Bibliography Citation
Caputo, Richard K. "Working and Poor: A Panel Study of Maturing Adults in the U.S." Families in Society: The Journal of Contemporary Human Services 88,3 (July-September 2007): 351-359.
12. Smith-McKeever, T. Chedgzsey
Falconnier, Lydia
Gao, Weihua
African American and White Mothers' Substance Abuse, Depression, and Criminality as Risk Factors for Child Behavior Problems
Families in Society: The Journal of Contemporary Social Services 92,1 (January 2011): 63-68.
Also: http://www.familiesinsociety.org/ArticleArchive/2011/92-1_smith-mckeever.pdf
Cohort(s): Children of the NLSY79, NLSY79
Publisher: Alliance for Children and Families
Keyword(s): Addiction; Age at First Birth; Alcohol Use; Behavior Problems Index (BPI); Behavioral Problems; Black Family; Black Studies; Depression (see also CESD); Drug Use; First Birth; Health, Mental; Risk-Taking; Socioeconomic Status (SES); Substance Use

Permission to reprint the abstract has not been received from the publisher.

This study, using data from the National Longitudinal Survey of Youth, examines the correlation among maternal substance abuse, depression, and criminality and their impact on child behavior problems, using a sample of African American and White mothers.

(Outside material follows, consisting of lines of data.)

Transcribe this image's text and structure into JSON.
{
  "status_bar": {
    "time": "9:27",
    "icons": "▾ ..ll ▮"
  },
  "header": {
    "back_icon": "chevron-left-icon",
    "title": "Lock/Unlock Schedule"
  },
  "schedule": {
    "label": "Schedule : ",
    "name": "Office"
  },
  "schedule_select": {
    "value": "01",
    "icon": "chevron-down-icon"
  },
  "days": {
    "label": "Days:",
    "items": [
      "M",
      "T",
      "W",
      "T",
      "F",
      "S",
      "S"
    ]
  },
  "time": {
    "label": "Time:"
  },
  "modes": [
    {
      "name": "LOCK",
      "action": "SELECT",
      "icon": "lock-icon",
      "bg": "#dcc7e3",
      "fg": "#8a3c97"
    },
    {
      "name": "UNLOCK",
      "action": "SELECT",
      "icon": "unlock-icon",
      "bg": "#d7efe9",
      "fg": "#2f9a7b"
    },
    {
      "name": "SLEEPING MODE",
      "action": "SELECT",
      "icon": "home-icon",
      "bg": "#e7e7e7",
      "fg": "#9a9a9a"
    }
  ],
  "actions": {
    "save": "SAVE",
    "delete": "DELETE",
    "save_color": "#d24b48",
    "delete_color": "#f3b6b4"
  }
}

Results show that maternal depression is the strongest predictor of child behavior problems. Race was significantly associated with income, a mother's age at the time of her first child's birth, and depression. Implications for practice include the need for practitioners to prioritize the treatment of maternal depression when working with children who have behavior problems and to not look at race as a cultural descriptor alone but rather to consider how it may be associated with other risk factors for child behavior problems. (Journal abstract)
Bibliography Citation
Smith-McKeever, T. Chedgzsey, Lydia Falconnier and Weihua Gao. "African American and White Mothers' Substance Abuse, Depression, and Criminality as Risk Factors for Child Behavior Problems." Families in Society: The Journal of Contemporary Social Services 92,1 (January 2011): 63-68.
13. Zhan, Min
Assets, Human Capital Development, and Economic Mobility of Single Mothers
Families in Society 88,4 (October-December 2007): 605-615.
Also: http://www.familiesinsociety.org/ShowAbstract.asp?docid=3683
Cohort(s): NLSY79
Publisher: Manticore Publishers
Keyword(s): Assets; Educational Status; Home Ownership; Mobility, Economic; Mothers; Parents, Single; Training, On-the-Job; Work Experience

Permission to reprint the abstract has not been received from the publisher.

This study examines the relationships of single mothers' assets (home ownership, bank account ownership, automobile ownership, and net worth) and human capital development (educational advancement, work hours, and job-related training) to their economic mobility. Analysis of data from the National Longitudinal Survey of Youth (NLSY79) indicates factors that could help improve the upward economic mobility of single mothers include their assets, educational status and advancement, and work experience. Mothers' assets were also positively related to their educational advancement, job training participation, and work hours. Furthermore, it appears that the relationship between mother's assets (automobile ownership and net worth) with economic mobility was partially mediated by work experience. These results support investment strategies to enhance the long-term economic well-being of single mothers. [ABSTRACT FROM AUTHOR]

Copyright of Families in Society is the property of Alliance for Children & Families and its content may not be copied or emailed to multiple sites or posted to a listserv without the copyright holder's express written permission. However, users may print, download, or email articles for individual use. This abstract may be abridged. No warranty is given about the accuracy of the copy. Users should refer to the original published version of the material for the full abstract. (Copyright applies to all Abstracts)

Bibliography Citation
Zhan, Min. "Assets, Human Capital Development, and Economic Mobility of Single Mothers." Families in Society 88,4 (October-December 2007): 605-615.